Mike Ashley, Newcastle United football club owner, has sold 4% of his stake in the Sports Direct retailer for £100m. Mike Ashley sold 25 million shares, which means that the Newcastle United owner is left with a 64% majority stake in the Sports Direct retailer. The retailer was founded by Mike Ashley, with the Sports Direct sale surprising traders. Subsequent to news of the sale emerging, the Sports Direct shares plunged 7%. There has been conjecture that Mike Ashley may be interested in acquiring the collapsed retailer, Republic, or the House of Fraser.
In December 2012, Sports Direct documented a pre-tax profit of £125m for the six months to 28 October. This statistic represented a new high for the retailer, up from £100m a year earlier. Sports Direct, which possesses nearly 400 UK outlets, has witnessed an increase of more than 40% in its shares over the past year.
Sports Direct owns Lillywhites stores as well as brands like Slazenger, Dunlop and Lonsdale. In October 2012, the retailer purchased 20 stores and all stock from the administrators of erstwhile competitor, JJB Sports.
As per retail analyst, Nick Bubb, the Newcastle United owner, Mike Ashley, doesn’t need the cash. If he was planning to bid for retail assets, he would do that via Sports Direct. The analyst has remarked that Mike Ashley sold a partial stake in Sports Direct to enhance liquidity in the stock. The intention is to ensure more shares in broader circulation to make buying and vending them easier.
Sports Direct has asserted that it is certain to satisfy its earnings target for the year to April of £270 million. This statistic is the latest yardstick on a staff bonus scheme, which recently delivered a £15,000 shares windfall to 1750 workers.

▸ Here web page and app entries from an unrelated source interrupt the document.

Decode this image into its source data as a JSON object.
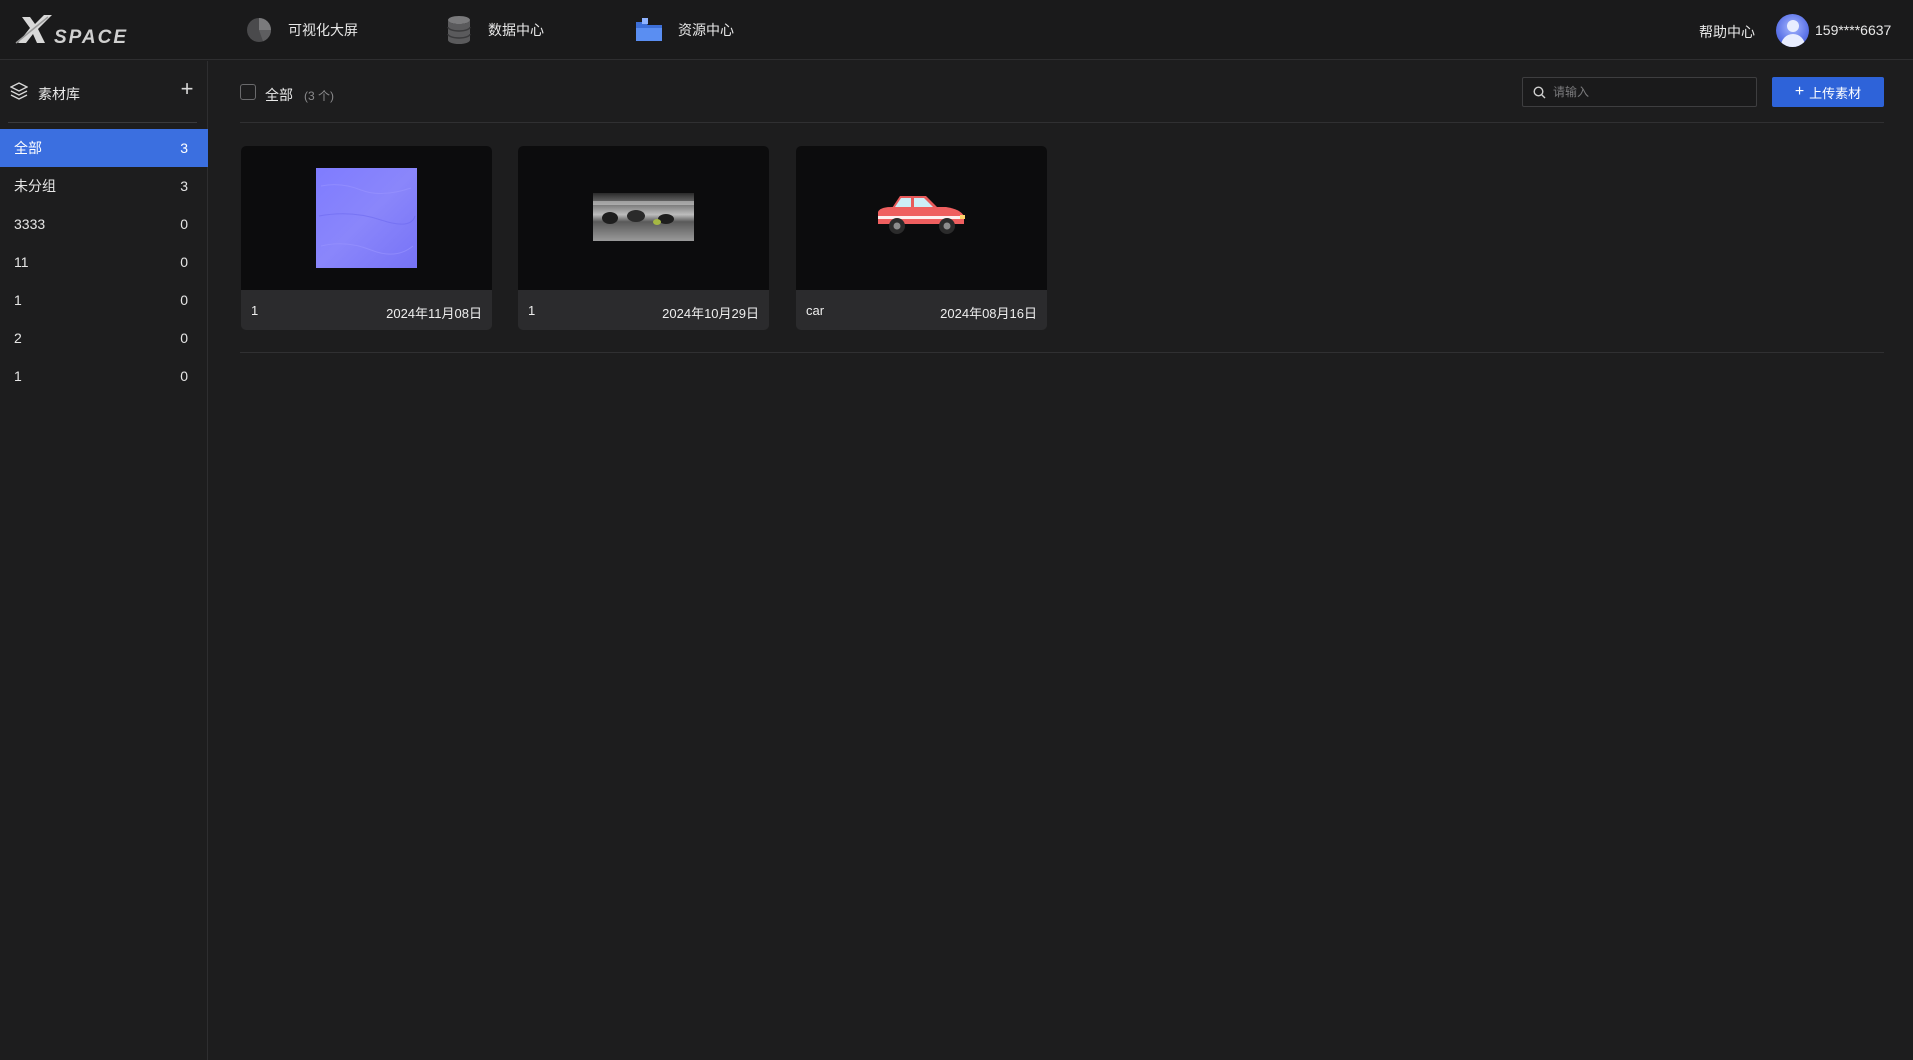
{
  "app": {
    "logo_text": "XSPACE"
  },
  "nav": {
    "items": [
      {
        "label": "可视化大屏",
        "icon": "pie-chart-icon"
      },
      {
        "label": "数据中心",
        "icon": "database-icon"
      },
      {
        "label": "资源中心",
        "icon": "folder-icon"
      }
    ],
    "help": "帮助中心",
    "username": "159****6637"
  },
  "sidebar": {
    "title": "素材库",
    "items": [
      {
        "label": "全部",
        "count": "3",
        "active": true
      },
      {
        "label": "未分组",
        "count": "3"
      },
      {
        "label": "3333",
        "count": "0"
      },
      {
        "label": "11",
        "count": "0"
      },
      {
        "label": "1",
        "count": "0"
      },
      {
        "label": "2",
        "count": "0"
      },
      {
        "label": "1",
        "count": "0"
      }
    ]
  },
  "toolbar": {
    "all_label": "全部",
    "count_label": "(3 个)",
    "search_placeholder": "请输入",
    "upload_label": "上传素材"
  },
  "cards": [
    {
      "name": "1",
      "date": "2024年11月08日",
      "thumb": "normal-map-texture"
    },
    {
      "name": "1",
      "date": "2024年10月29日",
      "thumb": "panorama-image"
    },
    {
      "name": "car",
      "date": "2024年08月16日",
      "thumb": "car-model"
    }
  ],
  "colors": {
    "accent": "#3b6fe0",
    "button": "#2e63d9",
    "background": "#1d1d1e"
  }
}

Nonetheless, Sports Direct’s desire to revive a bonus scheme for Mike Ashley is producing some ruptures, given that it could ensure a multimillion pound payout for him. A previous bonus scheme, which would have awarded him a £26 million windfall, was annulled in a shareholder vote last summer.